_WHAT THIS TASK INVOLVES_. Read through the records below and copy each line that uses the word "소정근로시간".

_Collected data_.
──────────────────────────────

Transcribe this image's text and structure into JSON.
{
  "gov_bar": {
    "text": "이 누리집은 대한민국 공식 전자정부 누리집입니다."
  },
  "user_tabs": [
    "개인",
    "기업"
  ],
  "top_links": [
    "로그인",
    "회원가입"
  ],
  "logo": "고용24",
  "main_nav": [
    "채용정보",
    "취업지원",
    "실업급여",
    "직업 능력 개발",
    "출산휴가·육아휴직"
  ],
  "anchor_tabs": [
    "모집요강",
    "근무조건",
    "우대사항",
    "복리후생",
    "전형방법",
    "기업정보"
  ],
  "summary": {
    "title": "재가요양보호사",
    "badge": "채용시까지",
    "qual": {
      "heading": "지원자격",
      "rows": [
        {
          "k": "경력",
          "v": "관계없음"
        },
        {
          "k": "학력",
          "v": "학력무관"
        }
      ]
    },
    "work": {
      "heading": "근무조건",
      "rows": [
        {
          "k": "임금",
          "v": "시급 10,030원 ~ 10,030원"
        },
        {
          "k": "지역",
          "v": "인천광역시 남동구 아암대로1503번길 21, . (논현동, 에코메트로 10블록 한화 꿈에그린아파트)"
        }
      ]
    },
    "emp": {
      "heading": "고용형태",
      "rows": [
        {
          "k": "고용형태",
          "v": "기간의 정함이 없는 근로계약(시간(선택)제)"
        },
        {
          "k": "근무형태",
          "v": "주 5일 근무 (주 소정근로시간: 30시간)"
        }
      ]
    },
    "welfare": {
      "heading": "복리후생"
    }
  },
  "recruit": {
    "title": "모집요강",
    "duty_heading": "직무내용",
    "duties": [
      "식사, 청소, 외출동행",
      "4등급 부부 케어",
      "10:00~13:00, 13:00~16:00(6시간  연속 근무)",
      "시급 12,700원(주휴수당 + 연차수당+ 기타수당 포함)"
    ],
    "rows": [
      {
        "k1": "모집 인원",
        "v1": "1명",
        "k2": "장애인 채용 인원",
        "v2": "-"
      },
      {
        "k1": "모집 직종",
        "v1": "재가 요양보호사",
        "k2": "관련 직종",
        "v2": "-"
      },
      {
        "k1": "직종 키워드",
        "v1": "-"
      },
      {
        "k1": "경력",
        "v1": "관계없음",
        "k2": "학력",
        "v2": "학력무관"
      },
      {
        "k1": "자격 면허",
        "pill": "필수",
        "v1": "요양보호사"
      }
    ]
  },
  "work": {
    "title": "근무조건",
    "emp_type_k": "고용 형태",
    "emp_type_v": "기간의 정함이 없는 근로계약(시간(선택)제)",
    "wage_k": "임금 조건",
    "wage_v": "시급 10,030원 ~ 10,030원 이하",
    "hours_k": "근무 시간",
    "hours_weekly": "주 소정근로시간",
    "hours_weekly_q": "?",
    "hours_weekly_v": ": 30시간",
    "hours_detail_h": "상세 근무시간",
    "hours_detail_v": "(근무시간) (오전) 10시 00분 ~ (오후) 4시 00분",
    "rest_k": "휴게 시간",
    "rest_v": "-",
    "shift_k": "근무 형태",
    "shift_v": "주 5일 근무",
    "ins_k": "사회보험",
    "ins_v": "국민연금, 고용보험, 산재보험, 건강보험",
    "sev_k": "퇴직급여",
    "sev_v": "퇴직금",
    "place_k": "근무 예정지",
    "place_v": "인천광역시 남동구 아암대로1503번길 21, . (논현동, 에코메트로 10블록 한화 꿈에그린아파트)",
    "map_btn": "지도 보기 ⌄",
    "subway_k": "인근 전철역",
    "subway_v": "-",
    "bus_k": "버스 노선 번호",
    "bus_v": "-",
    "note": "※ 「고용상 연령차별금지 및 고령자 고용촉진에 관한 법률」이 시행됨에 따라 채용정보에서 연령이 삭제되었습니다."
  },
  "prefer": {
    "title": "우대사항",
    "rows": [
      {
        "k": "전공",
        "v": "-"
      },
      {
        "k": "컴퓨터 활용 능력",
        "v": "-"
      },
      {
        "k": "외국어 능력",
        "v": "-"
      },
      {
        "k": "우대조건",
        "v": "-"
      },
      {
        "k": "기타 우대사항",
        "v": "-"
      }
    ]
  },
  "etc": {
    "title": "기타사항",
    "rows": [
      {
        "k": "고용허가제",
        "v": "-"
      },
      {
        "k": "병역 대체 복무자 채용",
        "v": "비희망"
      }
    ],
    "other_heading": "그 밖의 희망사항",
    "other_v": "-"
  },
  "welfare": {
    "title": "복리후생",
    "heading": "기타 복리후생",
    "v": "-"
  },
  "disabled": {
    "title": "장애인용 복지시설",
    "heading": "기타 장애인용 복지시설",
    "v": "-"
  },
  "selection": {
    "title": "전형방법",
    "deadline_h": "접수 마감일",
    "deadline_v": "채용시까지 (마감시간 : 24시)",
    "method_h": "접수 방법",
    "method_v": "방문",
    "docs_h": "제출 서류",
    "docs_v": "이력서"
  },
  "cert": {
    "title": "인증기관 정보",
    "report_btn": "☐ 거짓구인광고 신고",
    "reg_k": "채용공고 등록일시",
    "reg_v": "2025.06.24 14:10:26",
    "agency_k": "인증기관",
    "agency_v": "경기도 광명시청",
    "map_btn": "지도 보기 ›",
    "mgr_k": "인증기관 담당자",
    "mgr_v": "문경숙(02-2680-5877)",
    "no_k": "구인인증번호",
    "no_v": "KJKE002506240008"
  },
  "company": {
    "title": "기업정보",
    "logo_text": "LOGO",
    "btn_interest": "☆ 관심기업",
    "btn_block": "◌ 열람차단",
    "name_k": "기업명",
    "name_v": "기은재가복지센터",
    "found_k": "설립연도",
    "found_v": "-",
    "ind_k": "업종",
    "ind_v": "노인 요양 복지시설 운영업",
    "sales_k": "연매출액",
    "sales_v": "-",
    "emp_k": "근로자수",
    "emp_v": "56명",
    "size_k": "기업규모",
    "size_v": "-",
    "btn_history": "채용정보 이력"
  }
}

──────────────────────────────

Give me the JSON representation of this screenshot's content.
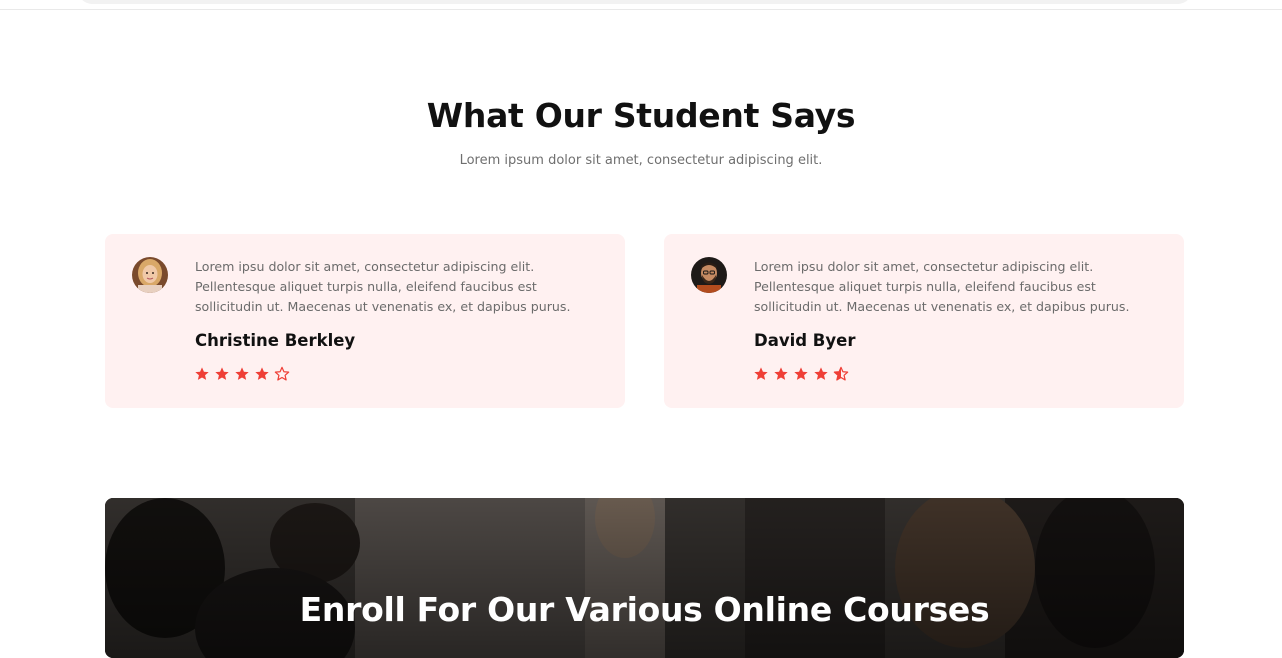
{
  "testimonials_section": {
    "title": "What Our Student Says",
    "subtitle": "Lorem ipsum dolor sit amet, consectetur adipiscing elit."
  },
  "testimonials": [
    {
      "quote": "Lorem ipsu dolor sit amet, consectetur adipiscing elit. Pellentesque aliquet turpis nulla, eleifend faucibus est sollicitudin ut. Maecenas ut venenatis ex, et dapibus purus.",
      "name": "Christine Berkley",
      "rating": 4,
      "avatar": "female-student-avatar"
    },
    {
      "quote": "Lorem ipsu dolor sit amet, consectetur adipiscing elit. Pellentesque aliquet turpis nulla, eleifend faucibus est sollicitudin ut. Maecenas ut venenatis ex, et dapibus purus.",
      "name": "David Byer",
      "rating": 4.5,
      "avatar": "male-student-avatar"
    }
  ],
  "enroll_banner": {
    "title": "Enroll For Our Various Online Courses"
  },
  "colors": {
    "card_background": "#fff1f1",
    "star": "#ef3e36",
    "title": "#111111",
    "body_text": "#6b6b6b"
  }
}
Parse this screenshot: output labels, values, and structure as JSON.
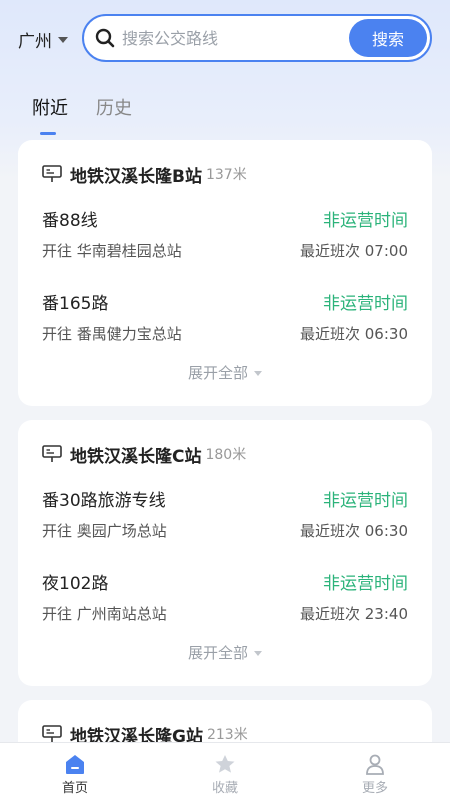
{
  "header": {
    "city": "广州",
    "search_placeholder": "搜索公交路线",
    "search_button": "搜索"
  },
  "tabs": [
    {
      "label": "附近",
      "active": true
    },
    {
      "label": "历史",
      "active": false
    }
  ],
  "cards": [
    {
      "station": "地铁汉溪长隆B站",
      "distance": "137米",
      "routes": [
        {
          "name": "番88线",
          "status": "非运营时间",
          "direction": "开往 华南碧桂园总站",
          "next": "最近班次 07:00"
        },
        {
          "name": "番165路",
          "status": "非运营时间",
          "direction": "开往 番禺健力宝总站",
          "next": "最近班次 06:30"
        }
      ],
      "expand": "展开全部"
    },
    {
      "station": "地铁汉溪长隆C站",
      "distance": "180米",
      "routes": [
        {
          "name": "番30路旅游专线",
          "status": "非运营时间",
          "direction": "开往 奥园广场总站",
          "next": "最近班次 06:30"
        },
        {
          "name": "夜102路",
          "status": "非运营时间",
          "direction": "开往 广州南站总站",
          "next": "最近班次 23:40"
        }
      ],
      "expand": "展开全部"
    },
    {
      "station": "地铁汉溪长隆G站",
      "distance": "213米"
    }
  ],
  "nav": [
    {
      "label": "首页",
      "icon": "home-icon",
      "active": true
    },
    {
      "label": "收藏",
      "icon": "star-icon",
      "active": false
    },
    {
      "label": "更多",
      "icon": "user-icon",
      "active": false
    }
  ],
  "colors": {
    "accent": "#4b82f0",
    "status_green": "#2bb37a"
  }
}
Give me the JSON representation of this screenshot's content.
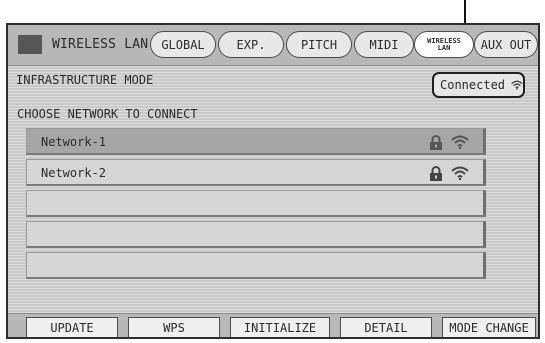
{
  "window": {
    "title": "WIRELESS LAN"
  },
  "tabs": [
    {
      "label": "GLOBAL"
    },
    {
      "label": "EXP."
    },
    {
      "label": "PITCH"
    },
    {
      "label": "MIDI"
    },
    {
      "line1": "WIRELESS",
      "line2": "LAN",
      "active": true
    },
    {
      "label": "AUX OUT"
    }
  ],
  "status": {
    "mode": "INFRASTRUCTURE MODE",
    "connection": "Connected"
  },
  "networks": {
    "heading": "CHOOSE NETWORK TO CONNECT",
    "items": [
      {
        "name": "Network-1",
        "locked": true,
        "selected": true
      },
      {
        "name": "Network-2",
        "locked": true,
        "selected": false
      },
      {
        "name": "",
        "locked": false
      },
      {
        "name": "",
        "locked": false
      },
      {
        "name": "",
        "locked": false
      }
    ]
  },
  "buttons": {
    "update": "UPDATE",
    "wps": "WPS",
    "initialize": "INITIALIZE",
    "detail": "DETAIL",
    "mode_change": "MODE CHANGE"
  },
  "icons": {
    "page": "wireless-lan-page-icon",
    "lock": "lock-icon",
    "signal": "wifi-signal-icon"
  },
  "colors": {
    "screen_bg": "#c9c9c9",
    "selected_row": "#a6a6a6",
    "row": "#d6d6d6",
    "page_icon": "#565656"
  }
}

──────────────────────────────

_RESPONSE_.
          "v": "주 5일 근무 (주 소정근로시간: 30시간)"
    "hours_weekly": "주 소정근로시간",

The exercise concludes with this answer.